Dataset records
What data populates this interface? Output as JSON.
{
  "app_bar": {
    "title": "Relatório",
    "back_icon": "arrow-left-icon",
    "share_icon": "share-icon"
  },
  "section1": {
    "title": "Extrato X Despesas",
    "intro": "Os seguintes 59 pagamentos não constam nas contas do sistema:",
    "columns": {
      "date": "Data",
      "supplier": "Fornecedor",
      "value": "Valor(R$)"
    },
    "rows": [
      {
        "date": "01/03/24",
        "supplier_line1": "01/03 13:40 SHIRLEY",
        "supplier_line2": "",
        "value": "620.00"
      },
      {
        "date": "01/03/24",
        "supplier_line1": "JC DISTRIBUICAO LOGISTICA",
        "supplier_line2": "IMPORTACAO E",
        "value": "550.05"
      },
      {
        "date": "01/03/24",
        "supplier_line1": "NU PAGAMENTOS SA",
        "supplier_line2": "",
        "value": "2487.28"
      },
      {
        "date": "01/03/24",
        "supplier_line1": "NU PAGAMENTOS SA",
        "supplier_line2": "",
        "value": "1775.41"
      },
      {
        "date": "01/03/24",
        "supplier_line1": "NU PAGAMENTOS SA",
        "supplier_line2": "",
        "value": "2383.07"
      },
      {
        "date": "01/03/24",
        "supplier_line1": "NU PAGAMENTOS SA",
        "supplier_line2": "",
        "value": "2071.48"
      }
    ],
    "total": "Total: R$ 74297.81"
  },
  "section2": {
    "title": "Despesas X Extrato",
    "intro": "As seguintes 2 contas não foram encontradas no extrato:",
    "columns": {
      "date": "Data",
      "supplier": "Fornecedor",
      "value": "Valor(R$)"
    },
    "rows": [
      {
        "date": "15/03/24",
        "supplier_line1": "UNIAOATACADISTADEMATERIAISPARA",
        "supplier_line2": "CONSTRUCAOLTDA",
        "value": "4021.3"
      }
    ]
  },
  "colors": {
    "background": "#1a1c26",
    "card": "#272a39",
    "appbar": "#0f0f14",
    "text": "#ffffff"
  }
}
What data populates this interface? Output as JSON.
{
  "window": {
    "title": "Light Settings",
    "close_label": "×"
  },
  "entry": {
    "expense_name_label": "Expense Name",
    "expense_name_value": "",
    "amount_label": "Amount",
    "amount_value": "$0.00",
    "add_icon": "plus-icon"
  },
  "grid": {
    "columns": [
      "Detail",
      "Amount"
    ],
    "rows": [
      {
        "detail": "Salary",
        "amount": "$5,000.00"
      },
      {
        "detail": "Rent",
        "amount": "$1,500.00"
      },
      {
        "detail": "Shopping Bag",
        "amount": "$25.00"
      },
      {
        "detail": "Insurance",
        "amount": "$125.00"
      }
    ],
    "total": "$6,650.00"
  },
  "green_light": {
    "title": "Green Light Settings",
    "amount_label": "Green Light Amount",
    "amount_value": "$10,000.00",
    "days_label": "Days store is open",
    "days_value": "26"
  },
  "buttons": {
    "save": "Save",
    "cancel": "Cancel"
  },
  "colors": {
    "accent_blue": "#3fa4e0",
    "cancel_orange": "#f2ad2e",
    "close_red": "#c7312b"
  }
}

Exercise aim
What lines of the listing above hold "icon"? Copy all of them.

Response to this task
    "back_icon": "arrow-left-icon",
    "share_icon": "share-icon"
    "add_icon": "plus-icon"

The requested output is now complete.